There is a fundamental gap in knowledge of the role of oxidative stress in the extracellular environment in the etiology of breast cancer. Our long term goal is to elucidate the role of extracellular redox signaling in promoting mammary tumor-fibroblast interactions. Our preliminary data suggest that loss of an extracellular antioxidant enzyme, extracellular superoxide dismutase (EcSOD) is a frequent event in clinical breast cancer tissue and there is an inverse correlation between its expression and clinical stage.
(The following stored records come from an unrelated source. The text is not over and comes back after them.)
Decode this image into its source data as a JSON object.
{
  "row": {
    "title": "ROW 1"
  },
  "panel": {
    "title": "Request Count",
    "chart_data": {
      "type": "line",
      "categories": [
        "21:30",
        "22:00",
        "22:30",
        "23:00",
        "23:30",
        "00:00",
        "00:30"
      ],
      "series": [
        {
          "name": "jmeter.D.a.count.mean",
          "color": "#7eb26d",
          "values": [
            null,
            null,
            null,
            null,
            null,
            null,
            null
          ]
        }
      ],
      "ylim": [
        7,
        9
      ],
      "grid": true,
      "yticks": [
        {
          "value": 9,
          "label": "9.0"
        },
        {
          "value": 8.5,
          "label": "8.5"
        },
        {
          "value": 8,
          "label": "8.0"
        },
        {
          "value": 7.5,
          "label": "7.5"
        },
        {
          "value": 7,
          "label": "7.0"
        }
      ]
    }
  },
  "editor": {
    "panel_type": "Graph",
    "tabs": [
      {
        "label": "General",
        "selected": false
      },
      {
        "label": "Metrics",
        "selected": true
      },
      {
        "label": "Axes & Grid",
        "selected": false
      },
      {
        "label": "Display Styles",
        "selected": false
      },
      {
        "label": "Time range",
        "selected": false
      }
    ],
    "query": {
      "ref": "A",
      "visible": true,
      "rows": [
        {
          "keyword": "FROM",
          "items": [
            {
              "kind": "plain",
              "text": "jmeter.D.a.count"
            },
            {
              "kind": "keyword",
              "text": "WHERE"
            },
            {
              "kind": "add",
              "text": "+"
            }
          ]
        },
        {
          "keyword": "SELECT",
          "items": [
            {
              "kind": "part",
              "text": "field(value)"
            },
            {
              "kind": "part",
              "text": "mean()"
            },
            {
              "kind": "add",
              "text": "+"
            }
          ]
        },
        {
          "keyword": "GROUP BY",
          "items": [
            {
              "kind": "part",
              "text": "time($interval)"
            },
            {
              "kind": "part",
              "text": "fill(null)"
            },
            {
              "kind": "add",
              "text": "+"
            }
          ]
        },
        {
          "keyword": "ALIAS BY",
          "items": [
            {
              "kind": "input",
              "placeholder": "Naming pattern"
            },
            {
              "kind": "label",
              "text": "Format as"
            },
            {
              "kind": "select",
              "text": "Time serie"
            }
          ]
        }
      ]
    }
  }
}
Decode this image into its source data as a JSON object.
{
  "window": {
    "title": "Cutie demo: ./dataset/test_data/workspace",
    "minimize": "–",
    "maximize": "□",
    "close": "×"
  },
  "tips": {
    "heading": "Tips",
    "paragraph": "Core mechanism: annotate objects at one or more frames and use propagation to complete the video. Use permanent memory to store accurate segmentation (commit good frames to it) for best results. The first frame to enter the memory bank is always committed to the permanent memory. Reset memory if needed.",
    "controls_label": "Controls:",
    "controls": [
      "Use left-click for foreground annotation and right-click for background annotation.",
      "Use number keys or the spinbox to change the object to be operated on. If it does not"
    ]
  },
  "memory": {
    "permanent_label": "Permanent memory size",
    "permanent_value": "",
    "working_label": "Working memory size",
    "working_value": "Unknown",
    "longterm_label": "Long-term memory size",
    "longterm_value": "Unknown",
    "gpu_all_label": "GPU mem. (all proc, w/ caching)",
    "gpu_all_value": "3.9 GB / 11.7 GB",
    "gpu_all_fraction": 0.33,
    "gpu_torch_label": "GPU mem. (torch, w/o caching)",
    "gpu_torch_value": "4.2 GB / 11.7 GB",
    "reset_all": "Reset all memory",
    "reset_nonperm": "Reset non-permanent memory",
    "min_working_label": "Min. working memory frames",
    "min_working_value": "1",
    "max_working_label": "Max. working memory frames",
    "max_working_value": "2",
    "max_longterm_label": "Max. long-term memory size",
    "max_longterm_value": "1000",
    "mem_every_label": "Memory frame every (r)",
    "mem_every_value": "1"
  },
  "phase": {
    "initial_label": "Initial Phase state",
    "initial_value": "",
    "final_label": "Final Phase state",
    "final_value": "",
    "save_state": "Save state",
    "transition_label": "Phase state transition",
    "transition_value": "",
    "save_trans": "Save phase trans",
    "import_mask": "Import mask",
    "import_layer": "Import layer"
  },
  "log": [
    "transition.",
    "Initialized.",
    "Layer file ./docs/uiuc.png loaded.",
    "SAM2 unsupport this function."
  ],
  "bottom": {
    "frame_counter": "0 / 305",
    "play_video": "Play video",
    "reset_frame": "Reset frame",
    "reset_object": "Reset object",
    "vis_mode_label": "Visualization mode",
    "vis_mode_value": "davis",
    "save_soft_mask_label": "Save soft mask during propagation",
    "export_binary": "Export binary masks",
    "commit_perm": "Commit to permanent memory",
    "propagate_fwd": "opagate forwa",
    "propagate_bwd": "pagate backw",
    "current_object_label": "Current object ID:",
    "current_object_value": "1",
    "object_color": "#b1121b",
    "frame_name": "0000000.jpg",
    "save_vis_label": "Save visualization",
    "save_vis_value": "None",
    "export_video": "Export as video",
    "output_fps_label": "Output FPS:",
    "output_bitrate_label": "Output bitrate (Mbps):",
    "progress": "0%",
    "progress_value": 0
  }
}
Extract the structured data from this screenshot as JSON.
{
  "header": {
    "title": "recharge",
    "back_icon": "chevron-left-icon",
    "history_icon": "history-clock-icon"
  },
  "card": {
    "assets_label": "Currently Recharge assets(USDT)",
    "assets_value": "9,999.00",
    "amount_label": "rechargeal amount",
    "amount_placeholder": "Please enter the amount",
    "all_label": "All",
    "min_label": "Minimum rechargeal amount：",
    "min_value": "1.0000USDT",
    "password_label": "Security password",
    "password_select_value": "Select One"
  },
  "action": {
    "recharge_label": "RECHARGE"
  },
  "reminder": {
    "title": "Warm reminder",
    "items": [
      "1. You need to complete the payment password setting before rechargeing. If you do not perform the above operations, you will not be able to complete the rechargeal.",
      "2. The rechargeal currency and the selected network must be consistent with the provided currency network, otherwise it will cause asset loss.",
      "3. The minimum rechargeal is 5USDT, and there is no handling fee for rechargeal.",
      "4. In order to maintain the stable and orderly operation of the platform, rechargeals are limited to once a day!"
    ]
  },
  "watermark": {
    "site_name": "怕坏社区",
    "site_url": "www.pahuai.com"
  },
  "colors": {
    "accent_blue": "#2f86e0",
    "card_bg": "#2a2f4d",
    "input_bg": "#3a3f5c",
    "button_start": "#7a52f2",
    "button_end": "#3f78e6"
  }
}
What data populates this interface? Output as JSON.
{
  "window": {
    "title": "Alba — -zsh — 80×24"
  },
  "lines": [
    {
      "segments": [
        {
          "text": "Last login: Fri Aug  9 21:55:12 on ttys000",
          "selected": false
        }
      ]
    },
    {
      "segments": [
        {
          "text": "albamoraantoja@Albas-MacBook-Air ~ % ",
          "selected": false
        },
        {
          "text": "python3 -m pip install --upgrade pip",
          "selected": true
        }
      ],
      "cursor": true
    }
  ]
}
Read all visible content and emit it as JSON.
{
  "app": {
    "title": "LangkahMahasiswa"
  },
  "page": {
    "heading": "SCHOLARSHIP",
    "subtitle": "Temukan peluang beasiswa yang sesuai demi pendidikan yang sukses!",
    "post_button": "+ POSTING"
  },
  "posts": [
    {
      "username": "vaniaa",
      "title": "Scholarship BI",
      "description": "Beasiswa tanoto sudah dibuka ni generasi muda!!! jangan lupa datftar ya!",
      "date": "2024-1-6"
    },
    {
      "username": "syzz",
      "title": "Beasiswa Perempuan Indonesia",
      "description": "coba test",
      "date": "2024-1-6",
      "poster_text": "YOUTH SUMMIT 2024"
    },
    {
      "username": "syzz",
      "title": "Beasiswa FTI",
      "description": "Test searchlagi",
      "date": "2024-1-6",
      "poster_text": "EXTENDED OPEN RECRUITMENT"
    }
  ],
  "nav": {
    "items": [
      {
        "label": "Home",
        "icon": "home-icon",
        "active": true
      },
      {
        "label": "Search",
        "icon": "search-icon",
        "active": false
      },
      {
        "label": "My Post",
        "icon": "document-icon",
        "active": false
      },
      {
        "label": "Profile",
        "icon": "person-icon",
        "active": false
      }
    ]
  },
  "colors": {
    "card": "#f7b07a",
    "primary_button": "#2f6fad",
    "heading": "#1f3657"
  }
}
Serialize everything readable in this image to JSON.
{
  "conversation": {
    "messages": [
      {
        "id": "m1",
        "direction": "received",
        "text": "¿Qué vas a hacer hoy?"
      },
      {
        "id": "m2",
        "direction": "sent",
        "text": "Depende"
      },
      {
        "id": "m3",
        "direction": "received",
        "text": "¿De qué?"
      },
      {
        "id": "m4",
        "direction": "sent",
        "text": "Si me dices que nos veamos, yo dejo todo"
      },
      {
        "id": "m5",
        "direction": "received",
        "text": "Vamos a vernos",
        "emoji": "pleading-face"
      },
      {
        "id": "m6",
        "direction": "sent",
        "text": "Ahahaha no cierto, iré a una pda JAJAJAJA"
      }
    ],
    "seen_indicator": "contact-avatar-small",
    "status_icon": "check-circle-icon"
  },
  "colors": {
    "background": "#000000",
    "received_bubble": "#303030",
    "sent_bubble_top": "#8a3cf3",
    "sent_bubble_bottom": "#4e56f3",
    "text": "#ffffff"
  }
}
We also observed that re- expression of EcSOD in c-Met expressing breast cancer cells strongly attenuated oncogenic stimulation by mammary fibroblasts that overexpress the c-Met ligand, HGF. These findings led us to our hypothesis that loss of EcSOD expression contributes to breast cancer progression and metastasis through oxidative-mediated tumor-fibroblast interactions, via activating the HGF/c-Met axis. The objectives of this study are to identify the mechanisms involved in deregulating the expression of EcSOD in breast cancers and the consequences of the loss of EcSOD expression (and the resulting increase in extracellular oxidative stress) in promoting HGF/c- Met-mediated oncogenesis. We will first determine the involvement of aberrant DNA promoter methylation in regulating EcSOD gene silencing in clinical breast cancer tissues. Next, we will test a novel idea that oxidative tumor microenvironment is one of the key factors that promotes HGF/c-Met signaling. It has been well established that Hepatocyte growth factor (HGF) is often overexpressed and secreted by cancer-associated fibroblasts. This paracrine factor activates its receptor, c-Met on the surface of cancer epithelial cells. In the second aim, we will determine whether loss of EcSOD promotes tumorigenic transformation of normal mammary epithelial cells by HGF-overexpressing mammary fibroblasts. Conversely, we will evaluate whether re-expression of EcSOD in breast cancer cells will attenuate oncogenic stimulation induced by fibroblast- derived HGF. We will further examine whether NADPH oxidase-generated oxidative stress on the plasma membrane is involved in HGF/c-Met activation. We will utilize a 3-dimensional co-culture model that includes both the cancer epithelial cells and their oncogenic 'partner', fibroblasts. In addition to determining the tumorigenic stimulation of fibroblasts on cancer epithelial cells, we will also examine how cancer cells reciprocally alter the phenotype of fibroblasts. We will next investigate the effects of EcSOD on tumor growth and metastasis of c-Met expressing breast cancer cells using a syngeneic mouse model as well as using an orthotopic tumor-fibroblast model. Overall, our multi-pronged study will utilize overexpression, knock-down, inactive mutant protein expression, pharmaceutical SOD mimetic and chemical inhibition approaches to validate the role of extracellular oxidative stress in promoting progression and metastasis of breast cancer. Positive outcome will help in expanding our understanding of the role of extracellular oxidative stress in fueling cancer epithelial-fibroblast interactions, towards development of novel therapeutic interventions.
This research is of important relevance to public health because the successful demonstration of the epigenetic silencing of EcSOD directly contributing to breast cancer progression and metastasis will result in novel strategies in restoring its expression towards new therapies. We aim to elucidate how extracellular redox signaling participates in promoting breast cancer epithelial-fibroblast interactions by fueling HGF/c-Met signaling. Positive outcome from our study will help in expanding our understanding of the role of an oxidative tumor microenvironment in mammary cancer progression and metastases, which is in alignment with the mission of the NCI Tumor Microenvironment Network initiative.